Title: Re: Fractional units
Post by: andyg on September 03, 2019, 11:53:32 PM
Coins ? Turks and Caicos Museum (http://www.tcmuseum.org/collections/coins/)

Quote
Today the official currency is the US dollar. However, there are still Turks and Caicos Islands coins in circulation. These can be obtained from the treasury or the Museum, and are still legal tender, but are generally purchased by tourists as souvenirs. On the reverse of the coins are a lobster, a windmill and the Turks and Caicos Islands’ crest (1 crown)

Souvenir coins are also issued. These often depict the monarchs head on one side and are issued to commemorate special events, such as the 500th anniversary of the rediscovery of the New World by Christopher Columbus and more recently for Queen Elizabeth II’s Golden Jubilee in 2002.

The ¼ has a lobster, the ½ the windmill - are they suggesting the 1 Crown 1969 with the crest is also a circulation coin?  Note they distinguish between the circulation coins and the souvenir coins.
Title: Re: Fractional units
Post by: <k> on September 03, 2019, 11:56:30 PM
The ¼ has a lobster, the ½ the windmill - are they suggesting the 1 Crown 1969 with the crest is also a circulation coin?  Note they distinguish between the circulation coins and the souvenir coins.

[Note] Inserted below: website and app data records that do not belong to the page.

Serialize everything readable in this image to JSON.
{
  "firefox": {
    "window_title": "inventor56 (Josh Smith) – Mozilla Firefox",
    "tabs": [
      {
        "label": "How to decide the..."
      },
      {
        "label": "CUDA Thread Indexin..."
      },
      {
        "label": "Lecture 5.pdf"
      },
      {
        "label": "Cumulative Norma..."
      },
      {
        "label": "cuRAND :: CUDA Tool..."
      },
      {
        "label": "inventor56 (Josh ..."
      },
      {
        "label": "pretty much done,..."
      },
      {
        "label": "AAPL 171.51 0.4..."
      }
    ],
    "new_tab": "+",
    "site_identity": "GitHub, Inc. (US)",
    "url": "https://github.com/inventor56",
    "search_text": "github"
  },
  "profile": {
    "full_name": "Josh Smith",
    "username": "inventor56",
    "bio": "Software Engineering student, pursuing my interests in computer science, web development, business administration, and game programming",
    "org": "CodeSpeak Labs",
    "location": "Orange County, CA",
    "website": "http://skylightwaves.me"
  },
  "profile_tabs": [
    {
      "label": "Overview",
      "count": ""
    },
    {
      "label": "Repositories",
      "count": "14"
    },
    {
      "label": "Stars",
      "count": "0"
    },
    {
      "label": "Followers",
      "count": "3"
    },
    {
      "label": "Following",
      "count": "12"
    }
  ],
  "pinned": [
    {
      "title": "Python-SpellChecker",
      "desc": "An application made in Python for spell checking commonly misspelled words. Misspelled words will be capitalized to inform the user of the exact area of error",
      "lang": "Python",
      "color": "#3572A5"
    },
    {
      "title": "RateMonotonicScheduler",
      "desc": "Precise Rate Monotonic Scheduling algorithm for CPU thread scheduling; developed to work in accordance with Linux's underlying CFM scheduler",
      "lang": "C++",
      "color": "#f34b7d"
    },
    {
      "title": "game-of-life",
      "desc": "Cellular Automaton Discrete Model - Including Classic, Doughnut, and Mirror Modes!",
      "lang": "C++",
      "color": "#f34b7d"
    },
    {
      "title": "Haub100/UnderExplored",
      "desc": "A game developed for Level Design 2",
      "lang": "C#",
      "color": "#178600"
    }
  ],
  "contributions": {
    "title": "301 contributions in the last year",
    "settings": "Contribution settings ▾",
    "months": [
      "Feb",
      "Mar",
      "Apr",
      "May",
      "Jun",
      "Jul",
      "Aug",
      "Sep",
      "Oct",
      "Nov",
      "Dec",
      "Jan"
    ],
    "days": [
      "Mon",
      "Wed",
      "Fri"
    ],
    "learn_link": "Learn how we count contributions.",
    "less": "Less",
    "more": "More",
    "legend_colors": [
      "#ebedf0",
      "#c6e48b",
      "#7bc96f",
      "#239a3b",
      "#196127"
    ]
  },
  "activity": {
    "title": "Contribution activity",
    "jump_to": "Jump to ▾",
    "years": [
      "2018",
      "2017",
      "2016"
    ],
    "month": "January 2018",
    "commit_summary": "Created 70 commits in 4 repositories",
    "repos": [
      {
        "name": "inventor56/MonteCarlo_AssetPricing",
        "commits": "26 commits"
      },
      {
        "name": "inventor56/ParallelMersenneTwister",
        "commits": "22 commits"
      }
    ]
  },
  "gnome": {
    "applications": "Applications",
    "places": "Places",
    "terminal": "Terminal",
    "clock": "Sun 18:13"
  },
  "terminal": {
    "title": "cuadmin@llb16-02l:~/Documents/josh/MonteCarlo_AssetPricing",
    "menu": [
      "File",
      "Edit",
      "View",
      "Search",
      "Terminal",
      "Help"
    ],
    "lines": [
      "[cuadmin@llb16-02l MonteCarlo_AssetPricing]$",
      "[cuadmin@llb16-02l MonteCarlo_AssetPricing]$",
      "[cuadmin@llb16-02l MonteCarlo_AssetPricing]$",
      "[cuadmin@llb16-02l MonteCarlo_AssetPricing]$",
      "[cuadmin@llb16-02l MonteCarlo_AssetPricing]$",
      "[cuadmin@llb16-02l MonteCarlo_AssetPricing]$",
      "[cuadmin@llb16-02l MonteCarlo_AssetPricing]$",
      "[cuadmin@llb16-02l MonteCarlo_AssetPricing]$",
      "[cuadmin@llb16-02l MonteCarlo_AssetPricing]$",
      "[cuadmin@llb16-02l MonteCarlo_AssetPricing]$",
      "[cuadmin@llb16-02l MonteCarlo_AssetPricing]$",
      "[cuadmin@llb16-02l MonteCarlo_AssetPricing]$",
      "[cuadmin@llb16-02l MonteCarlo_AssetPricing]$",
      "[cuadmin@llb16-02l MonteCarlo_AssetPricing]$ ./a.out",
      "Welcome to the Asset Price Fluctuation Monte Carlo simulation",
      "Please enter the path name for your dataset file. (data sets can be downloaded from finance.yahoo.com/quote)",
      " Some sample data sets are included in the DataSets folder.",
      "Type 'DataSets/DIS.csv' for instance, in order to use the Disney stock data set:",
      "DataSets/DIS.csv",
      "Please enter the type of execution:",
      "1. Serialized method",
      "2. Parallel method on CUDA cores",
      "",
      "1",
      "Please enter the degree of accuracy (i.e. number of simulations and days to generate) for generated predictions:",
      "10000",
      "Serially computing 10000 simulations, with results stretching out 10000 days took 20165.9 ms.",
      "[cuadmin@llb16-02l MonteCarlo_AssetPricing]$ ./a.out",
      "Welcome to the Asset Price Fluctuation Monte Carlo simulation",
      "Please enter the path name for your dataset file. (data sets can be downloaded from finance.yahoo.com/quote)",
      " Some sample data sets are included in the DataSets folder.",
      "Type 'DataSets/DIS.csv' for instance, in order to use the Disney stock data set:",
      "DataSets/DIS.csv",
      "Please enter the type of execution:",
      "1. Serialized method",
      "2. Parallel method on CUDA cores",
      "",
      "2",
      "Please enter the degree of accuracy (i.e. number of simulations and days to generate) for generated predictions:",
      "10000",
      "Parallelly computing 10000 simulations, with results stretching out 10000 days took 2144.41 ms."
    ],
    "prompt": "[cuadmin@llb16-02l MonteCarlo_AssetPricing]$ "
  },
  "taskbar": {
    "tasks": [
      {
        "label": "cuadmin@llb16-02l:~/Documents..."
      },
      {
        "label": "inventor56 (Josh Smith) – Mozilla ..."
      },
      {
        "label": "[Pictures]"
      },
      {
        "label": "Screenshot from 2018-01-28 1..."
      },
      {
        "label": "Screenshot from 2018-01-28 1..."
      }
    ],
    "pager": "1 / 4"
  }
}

I have never read that, but numista describes the 1969 and 1986 crown coins as 'standard circulation' - to my surprise. Our member Big_M says he has seen 1986 crown coins that look heavily circulated.
Title: Re: Fractional units
Post by: Big_M on September 05, 2019, 01:39:28 PM
Circulated T&C 1986 crown pictured. Most of these appearing on the market look similar, in fact UNC coins are very rarely offered and fetch high prices.
Title: Re: Fractional units
Post by: <k> on September 05, 2019, 03:28:36 PM
Thank you, Big_M. So some collector coins do end up in circulation.